THE DATA Start Marker

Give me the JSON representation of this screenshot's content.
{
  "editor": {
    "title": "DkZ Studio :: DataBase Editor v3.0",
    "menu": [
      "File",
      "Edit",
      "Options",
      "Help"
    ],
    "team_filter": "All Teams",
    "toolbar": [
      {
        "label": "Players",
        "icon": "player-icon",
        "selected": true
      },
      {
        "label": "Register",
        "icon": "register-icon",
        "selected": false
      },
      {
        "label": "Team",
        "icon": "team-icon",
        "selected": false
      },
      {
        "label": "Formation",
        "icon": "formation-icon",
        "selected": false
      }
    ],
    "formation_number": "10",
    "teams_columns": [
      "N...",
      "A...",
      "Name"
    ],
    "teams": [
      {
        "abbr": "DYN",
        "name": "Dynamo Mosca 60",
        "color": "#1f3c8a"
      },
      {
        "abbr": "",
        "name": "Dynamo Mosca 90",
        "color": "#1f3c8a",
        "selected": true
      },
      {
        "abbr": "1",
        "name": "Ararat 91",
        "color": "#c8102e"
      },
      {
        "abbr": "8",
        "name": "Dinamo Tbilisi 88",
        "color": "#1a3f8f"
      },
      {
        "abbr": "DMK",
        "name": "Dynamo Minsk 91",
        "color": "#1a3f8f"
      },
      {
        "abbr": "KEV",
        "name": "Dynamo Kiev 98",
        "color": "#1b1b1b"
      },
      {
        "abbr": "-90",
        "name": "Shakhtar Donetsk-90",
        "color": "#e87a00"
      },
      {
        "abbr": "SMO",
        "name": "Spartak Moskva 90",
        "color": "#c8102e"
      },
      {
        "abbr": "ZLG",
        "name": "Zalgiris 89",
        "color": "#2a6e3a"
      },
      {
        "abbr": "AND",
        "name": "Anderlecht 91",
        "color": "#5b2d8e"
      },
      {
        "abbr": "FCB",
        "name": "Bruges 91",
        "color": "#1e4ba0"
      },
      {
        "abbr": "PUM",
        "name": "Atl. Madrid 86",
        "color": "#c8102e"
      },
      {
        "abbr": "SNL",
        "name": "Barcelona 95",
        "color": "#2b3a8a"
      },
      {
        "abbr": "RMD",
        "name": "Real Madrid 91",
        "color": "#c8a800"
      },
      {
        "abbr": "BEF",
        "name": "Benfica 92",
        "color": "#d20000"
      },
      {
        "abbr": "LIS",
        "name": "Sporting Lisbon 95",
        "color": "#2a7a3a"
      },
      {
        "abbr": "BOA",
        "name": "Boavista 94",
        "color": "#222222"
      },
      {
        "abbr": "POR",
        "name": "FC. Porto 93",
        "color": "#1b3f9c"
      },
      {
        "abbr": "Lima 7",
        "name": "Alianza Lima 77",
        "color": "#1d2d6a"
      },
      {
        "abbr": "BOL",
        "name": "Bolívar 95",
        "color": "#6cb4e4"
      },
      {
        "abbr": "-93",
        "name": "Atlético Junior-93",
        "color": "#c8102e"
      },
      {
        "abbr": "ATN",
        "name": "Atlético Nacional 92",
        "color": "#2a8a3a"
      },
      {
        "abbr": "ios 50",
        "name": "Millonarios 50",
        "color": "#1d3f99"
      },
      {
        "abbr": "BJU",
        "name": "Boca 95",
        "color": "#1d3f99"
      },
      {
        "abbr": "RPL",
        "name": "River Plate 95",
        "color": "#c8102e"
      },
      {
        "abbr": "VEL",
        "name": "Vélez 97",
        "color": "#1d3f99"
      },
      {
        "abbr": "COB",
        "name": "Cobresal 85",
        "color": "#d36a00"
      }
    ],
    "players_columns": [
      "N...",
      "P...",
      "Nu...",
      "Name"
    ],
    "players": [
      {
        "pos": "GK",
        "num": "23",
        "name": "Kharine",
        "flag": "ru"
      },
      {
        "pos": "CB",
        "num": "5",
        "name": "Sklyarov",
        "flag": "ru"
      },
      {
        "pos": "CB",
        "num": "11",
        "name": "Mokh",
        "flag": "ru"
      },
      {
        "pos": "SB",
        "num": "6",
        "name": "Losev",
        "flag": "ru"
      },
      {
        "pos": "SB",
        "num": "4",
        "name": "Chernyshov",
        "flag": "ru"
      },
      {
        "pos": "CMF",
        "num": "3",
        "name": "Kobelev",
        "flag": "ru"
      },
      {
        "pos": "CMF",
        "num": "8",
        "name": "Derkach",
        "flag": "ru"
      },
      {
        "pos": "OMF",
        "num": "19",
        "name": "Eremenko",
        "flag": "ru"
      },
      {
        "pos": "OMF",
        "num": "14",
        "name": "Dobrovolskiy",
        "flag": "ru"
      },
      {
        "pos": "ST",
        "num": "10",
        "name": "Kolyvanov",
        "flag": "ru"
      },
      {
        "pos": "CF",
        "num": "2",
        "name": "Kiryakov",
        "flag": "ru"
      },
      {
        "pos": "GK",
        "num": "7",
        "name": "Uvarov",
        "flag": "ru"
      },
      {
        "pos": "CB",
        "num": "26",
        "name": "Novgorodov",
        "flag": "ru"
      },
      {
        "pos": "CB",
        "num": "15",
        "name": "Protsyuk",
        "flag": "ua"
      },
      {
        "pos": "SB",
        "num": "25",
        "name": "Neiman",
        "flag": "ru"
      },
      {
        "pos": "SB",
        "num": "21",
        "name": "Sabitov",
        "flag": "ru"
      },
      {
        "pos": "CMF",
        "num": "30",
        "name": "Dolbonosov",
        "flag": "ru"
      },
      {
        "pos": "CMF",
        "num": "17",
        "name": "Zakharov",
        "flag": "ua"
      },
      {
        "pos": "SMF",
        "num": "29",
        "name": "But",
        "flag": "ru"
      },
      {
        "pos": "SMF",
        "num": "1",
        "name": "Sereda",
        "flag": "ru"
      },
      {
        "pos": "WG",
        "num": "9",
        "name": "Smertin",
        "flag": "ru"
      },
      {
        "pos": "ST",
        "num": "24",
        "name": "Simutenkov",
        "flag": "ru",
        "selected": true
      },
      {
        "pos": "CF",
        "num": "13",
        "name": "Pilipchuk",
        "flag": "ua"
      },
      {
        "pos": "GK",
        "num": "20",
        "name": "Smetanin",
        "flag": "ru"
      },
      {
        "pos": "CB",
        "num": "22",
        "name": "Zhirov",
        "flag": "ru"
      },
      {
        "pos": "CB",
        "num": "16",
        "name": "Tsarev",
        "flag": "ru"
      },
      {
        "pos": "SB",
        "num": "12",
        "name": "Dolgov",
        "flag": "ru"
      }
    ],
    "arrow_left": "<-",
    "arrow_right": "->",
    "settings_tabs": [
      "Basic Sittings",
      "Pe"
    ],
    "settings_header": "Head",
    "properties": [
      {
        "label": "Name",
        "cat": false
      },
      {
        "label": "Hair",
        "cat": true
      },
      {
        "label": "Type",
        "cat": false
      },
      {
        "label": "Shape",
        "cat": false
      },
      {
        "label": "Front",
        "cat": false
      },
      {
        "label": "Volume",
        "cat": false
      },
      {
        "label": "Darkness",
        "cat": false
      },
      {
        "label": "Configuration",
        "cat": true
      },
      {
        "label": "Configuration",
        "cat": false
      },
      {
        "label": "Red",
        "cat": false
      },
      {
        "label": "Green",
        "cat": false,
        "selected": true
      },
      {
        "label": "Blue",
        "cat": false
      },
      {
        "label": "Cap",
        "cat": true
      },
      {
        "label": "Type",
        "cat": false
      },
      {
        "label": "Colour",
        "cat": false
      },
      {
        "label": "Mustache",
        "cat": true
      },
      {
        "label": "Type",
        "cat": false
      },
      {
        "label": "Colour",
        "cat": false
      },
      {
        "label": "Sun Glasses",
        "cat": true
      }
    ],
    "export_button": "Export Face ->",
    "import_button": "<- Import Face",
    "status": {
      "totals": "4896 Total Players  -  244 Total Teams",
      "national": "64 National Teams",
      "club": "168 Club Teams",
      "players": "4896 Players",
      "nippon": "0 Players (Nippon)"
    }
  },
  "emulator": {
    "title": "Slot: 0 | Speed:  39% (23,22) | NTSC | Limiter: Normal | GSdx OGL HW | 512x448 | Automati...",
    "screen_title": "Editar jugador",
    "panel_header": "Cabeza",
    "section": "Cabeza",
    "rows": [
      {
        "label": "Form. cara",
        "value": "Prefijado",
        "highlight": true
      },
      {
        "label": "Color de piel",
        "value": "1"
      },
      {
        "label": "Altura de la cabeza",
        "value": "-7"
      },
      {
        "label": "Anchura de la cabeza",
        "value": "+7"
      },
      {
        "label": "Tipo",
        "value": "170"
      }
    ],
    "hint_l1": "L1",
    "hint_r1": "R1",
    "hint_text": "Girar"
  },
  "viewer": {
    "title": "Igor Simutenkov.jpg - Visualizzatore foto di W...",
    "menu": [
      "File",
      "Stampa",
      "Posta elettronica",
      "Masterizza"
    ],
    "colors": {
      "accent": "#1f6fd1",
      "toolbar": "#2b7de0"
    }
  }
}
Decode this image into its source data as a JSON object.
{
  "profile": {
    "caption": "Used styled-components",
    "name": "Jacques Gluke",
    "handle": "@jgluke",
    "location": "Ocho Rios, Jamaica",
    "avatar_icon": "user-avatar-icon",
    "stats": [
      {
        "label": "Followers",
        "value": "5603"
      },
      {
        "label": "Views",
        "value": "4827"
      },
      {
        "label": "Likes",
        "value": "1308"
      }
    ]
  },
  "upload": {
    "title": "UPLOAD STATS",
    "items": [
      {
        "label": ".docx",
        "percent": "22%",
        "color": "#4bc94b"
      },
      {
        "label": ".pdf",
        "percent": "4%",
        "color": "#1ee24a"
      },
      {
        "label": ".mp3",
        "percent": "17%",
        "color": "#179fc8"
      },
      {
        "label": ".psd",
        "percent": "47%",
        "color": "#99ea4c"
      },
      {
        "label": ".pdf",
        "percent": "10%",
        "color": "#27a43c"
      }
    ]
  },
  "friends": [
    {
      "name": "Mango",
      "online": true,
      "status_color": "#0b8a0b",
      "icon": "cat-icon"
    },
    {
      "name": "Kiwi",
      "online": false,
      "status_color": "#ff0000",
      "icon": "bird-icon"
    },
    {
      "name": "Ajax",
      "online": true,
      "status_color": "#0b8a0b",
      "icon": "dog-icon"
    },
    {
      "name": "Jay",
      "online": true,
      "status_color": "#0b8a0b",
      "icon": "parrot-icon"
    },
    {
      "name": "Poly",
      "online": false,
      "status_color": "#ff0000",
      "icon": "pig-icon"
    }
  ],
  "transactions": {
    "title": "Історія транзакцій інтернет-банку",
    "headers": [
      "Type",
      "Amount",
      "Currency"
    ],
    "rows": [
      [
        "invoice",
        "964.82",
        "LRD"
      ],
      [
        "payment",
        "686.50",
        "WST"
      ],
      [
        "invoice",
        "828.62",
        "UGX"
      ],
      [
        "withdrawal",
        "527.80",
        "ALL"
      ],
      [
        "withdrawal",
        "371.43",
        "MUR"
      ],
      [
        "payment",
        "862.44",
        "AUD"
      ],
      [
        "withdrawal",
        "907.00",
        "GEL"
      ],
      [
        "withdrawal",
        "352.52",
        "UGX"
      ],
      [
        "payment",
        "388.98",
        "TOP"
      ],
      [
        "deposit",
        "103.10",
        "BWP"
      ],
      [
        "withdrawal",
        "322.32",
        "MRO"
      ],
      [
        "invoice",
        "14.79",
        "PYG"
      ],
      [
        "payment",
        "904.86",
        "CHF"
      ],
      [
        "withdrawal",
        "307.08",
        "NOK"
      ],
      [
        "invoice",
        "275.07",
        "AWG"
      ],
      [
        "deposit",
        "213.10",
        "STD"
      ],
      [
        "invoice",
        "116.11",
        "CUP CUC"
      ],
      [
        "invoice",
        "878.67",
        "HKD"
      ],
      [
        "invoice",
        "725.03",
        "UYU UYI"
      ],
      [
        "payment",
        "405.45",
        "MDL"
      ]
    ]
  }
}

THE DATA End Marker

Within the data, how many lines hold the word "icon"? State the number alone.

» ANSWER FOR THIS EXERCISE
10